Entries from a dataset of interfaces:
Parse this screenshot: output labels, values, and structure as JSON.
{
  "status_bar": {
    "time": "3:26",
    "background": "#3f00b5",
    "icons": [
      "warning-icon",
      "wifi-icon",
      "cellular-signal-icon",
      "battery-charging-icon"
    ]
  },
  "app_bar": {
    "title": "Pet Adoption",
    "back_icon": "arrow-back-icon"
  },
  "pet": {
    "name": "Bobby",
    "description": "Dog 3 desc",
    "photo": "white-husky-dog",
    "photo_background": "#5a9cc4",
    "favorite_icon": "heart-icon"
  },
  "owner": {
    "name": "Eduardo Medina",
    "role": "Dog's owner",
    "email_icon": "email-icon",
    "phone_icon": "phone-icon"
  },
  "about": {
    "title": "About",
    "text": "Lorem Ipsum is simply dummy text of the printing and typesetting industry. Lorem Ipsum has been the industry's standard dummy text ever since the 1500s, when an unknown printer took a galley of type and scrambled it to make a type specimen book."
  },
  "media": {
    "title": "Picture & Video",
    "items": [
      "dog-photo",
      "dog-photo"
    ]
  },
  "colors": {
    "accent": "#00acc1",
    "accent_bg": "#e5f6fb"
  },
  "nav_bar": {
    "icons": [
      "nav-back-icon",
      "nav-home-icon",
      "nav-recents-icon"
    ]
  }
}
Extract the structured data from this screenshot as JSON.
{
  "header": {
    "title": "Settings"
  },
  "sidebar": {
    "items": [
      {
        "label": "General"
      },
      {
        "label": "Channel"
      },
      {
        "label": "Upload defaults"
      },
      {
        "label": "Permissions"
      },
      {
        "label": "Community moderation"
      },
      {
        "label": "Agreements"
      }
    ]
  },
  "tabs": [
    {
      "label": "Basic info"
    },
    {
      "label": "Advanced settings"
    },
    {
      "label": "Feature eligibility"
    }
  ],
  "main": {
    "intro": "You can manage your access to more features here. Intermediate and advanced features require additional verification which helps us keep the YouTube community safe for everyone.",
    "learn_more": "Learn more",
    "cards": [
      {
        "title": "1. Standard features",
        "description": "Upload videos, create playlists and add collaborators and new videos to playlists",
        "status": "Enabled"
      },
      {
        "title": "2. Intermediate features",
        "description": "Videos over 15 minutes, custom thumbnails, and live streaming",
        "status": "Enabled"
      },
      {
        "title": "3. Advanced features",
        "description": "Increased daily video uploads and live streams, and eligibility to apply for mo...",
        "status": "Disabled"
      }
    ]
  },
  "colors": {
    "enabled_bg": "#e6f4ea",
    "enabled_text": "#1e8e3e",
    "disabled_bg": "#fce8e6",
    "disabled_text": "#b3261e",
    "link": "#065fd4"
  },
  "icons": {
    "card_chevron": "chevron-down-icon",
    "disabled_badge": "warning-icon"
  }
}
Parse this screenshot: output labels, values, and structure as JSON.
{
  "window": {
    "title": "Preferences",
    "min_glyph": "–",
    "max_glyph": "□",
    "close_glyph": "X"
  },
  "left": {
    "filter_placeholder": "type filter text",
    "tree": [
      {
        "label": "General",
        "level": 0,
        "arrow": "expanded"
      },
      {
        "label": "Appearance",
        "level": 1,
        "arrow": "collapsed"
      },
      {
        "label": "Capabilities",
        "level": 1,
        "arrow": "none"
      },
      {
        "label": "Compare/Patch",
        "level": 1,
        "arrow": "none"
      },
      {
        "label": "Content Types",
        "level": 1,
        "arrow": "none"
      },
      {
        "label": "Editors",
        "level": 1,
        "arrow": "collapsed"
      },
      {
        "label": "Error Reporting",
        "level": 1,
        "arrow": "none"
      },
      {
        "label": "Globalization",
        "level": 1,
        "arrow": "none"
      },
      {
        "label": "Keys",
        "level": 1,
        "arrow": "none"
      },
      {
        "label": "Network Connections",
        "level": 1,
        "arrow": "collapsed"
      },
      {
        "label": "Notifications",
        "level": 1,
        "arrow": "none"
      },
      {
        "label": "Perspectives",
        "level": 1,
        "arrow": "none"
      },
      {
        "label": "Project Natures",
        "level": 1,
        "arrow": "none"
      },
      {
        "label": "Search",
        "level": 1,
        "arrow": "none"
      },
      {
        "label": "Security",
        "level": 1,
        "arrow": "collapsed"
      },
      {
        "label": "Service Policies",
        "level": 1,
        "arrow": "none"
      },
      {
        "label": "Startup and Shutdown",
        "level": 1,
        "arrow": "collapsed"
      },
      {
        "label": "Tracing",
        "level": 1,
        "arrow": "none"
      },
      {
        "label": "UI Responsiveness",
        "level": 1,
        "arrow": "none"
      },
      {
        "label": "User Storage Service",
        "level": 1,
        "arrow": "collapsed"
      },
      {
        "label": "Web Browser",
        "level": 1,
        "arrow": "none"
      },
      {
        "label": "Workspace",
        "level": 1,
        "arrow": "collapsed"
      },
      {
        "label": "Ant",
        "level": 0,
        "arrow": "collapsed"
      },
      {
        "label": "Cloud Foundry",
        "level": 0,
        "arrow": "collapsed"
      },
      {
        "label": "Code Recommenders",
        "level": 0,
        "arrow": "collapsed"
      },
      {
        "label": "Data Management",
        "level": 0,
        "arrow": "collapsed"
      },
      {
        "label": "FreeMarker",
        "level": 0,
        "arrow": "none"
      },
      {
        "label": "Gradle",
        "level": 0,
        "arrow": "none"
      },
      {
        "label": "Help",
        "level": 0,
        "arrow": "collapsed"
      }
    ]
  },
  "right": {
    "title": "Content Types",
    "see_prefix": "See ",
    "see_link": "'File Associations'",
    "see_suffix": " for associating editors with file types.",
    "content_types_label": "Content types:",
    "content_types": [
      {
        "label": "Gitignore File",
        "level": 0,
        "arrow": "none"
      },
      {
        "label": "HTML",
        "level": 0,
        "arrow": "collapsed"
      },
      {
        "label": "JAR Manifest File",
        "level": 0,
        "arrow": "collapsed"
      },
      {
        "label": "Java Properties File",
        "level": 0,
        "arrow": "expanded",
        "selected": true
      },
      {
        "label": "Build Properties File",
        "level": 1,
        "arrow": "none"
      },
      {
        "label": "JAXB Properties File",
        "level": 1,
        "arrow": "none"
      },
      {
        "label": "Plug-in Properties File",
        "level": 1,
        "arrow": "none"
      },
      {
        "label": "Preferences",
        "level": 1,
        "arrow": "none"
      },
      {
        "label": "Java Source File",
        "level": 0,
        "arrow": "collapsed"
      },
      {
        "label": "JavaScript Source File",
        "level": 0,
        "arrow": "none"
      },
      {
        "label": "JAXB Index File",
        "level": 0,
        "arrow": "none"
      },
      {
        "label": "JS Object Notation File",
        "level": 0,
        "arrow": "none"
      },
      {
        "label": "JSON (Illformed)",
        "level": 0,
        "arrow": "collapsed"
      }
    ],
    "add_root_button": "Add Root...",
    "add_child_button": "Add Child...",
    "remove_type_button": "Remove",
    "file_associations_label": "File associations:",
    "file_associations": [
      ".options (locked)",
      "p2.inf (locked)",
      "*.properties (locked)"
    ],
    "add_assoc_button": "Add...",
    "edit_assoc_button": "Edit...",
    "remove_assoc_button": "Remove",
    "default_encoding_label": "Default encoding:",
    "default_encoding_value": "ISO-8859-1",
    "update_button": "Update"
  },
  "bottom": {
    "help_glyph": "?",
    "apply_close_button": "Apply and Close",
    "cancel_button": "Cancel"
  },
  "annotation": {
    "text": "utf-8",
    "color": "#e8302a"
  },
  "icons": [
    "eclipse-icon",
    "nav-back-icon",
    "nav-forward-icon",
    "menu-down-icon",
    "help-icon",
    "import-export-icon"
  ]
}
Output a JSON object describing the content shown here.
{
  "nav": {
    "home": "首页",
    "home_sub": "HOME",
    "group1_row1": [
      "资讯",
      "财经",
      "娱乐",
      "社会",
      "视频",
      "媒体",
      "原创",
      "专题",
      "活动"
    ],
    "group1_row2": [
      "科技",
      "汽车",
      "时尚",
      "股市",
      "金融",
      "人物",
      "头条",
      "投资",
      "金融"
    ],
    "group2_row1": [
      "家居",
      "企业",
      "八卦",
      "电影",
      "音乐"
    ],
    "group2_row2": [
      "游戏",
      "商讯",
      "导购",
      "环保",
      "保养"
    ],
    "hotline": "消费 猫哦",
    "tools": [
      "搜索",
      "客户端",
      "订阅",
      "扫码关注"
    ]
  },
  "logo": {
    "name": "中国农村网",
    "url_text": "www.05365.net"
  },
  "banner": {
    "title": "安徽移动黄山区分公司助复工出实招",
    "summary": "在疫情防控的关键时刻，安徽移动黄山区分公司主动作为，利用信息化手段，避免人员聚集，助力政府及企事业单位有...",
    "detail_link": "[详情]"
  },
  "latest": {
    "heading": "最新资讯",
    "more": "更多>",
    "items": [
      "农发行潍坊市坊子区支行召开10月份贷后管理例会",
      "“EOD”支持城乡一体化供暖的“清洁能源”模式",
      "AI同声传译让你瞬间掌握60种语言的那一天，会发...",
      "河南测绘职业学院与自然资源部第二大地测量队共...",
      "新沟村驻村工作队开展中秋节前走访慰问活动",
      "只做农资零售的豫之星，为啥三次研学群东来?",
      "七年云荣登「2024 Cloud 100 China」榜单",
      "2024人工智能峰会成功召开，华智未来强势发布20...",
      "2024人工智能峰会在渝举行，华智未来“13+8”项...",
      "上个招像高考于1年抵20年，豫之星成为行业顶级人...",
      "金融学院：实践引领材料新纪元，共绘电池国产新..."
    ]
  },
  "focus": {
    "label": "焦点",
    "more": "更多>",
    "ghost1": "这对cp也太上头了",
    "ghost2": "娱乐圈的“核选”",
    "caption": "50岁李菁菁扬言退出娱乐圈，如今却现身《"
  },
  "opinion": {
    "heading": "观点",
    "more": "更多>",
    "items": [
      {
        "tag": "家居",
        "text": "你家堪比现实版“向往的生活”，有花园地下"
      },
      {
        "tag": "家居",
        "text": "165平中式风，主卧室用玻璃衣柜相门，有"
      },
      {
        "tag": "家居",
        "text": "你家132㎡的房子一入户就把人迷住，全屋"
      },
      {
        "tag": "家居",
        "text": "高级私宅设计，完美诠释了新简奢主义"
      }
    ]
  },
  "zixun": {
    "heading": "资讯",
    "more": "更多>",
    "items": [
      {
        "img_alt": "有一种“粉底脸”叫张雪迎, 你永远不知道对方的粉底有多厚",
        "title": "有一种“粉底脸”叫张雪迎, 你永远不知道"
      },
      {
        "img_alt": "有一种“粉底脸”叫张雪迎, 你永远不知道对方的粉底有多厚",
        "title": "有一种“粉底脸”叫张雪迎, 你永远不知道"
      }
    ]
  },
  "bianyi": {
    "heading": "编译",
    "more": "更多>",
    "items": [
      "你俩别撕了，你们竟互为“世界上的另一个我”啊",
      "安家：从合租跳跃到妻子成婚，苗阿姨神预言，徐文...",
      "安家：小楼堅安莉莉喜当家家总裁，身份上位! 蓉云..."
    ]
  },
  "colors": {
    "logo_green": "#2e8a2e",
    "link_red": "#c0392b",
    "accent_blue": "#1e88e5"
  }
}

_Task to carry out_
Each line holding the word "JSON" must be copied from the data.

_Task result_
Parse this screenshot: output labels, values, and structure as JSON.
Extract the structured data from this screenshot as JSON.
Parse this screenshot: output labels, values, and structure as JSON.
        "label": "JSON (Illformed)",
Output a JSON object describing the content shown here.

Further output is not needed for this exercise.